Not a fan of conforming to the group mentality just for the sake of it, in short.
michelel72: SGA-Ronon-Glaremichelel72 on December 27th, 2009 05:59 pm (UTC)
Oh, oog, yes, exactly. I see letters to advice columns asking how to deal with stressful holidays or family gatherings, and I always sit there thinking so don't go. (One internet column I've been watching has trended that way lately, which is nice.) I've never understood the theory that families or friendships are strengthened by enforced togetherness while everyone stands around resenting one another the whole time. I'd much rather get together with people I want to see, doing something we all want to do, not check off some list of Required Socialization Events. I'm also one of those loners who is perfectly happy seeing only a few people in person socially, by choice, and otherwise filling my own time. "Alone" does not automatically mean "unhappy and requiring intervention"! Or, in short: Yes. Hee.
korilian: asgardkorilian on January 21st, 2010 12:27 am (UTC)
Ooh I love that story.
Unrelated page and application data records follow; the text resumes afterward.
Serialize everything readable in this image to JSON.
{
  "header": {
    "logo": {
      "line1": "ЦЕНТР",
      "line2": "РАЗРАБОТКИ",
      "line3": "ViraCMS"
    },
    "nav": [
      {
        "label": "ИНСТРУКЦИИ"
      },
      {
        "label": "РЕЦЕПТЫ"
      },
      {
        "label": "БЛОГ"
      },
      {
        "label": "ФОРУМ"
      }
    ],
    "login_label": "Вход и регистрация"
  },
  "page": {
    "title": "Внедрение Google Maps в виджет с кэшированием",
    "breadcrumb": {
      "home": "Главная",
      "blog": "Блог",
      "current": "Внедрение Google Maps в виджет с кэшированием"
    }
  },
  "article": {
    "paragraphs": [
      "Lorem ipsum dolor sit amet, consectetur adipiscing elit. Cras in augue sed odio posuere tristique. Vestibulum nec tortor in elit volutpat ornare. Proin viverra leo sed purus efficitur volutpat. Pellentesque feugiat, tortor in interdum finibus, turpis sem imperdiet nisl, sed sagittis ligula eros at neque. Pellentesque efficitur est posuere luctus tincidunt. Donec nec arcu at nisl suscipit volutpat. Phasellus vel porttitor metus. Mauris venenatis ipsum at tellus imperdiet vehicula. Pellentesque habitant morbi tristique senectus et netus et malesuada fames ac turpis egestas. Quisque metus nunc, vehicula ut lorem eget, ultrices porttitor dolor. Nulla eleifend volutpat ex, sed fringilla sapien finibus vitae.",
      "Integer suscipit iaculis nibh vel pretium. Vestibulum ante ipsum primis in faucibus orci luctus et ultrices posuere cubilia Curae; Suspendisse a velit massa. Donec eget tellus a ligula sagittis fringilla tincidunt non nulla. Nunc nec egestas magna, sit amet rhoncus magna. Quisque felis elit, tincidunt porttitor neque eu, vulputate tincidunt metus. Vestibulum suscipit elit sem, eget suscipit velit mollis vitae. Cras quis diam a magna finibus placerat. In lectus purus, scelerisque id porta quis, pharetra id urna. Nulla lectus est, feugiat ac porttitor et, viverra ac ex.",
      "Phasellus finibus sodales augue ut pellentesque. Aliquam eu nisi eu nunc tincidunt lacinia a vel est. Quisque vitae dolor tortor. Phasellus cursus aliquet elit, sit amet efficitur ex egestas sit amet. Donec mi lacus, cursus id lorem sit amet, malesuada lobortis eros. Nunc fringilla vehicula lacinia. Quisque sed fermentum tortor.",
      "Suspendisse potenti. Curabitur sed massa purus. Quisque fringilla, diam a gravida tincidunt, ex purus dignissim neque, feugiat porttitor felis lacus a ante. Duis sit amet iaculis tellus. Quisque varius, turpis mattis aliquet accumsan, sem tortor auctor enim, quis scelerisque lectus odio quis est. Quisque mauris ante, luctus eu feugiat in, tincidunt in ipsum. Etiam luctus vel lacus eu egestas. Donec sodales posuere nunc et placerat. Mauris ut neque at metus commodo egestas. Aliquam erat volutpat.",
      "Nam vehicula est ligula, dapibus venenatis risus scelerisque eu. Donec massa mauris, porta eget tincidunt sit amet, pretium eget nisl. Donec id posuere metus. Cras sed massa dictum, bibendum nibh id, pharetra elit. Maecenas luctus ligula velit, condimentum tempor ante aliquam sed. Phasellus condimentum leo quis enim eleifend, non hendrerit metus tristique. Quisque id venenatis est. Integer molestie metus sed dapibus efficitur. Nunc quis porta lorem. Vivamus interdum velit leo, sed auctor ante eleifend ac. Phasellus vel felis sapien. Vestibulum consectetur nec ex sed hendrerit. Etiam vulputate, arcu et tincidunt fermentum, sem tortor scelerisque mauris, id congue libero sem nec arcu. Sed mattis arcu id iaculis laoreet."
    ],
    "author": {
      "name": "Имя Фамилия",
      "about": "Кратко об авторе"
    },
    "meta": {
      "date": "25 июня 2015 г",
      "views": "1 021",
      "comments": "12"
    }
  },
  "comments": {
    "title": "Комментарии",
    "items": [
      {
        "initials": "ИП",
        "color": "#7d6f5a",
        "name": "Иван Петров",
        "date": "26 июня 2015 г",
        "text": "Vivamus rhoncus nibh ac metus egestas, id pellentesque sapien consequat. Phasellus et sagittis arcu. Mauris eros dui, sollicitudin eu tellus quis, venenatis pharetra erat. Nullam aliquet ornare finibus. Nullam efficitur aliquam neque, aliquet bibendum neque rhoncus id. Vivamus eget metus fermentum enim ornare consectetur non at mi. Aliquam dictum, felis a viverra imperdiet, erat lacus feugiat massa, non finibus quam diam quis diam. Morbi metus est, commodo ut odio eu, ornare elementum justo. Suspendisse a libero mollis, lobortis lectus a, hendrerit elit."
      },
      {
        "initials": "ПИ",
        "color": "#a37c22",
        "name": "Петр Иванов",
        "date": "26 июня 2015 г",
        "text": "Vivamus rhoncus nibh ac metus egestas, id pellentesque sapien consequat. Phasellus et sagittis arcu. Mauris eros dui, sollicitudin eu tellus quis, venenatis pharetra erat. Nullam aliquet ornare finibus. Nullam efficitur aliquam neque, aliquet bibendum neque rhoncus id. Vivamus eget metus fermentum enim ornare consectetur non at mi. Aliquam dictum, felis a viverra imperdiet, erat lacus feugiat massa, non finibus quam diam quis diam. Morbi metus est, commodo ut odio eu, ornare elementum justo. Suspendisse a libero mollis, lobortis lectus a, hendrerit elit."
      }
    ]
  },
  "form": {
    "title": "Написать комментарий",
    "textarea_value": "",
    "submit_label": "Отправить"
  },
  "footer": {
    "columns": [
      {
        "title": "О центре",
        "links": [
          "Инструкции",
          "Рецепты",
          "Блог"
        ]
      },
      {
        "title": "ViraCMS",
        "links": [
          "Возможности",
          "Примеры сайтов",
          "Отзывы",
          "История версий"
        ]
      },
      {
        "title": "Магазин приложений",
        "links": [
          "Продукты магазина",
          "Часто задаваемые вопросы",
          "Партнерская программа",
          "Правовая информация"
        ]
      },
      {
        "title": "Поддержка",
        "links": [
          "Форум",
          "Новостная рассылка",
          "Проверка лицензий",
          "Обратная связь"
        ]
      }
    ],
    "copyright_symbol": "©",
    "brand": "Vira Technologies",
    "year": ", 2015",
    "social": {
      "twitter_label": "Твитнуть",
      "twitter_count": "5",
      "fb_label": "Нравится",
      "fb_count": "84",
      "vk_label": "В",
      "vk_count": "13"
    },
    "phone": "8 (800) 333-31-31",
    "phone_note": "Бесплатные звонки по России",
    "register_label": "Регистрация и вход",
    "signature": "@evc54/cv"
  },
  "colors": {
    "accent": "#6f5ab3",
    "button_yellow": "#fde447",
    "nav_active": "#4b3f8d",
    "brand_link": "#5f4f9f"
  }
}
I'm baffled by Scrooge!fic. I honestly can't imagine why people seem to like it so much. I remember one in particular where Rodney got an ancient induced Scrooge treatment, and had to learn the true meaning of Christmas by reliving all the Christmas' past where his drunken dad beat the crap out of him. You change you way's doctor Mckay!
michelel72: SGA-Rodney-LaserEyesmichelel72 on January 21st, 2010 04:49 am (UTC)
I kind of get it, sort of; fandom likes to retell existing stories in different frameworks, and the whole redemption, sense-of-family, outsider-fitting-in thing is powerful. The message that Christmas=good is long ingrained, so bringing the "bad boy" into the fold — religious overtones meant there — satisfies a primed narrative itch, possibly along the same lines as the thrill Bond fans get at hearing "Bond. James Bond." yet again.

Or something.

And wow, I don't want to encounter that story. Bleh.
korilian: asgardkorilian on January 21st, 2010 07:04 pm (UTC)
Well yeah, but Scrooge is hella boring (particularly since they've been airing various versions since I was a wee lass).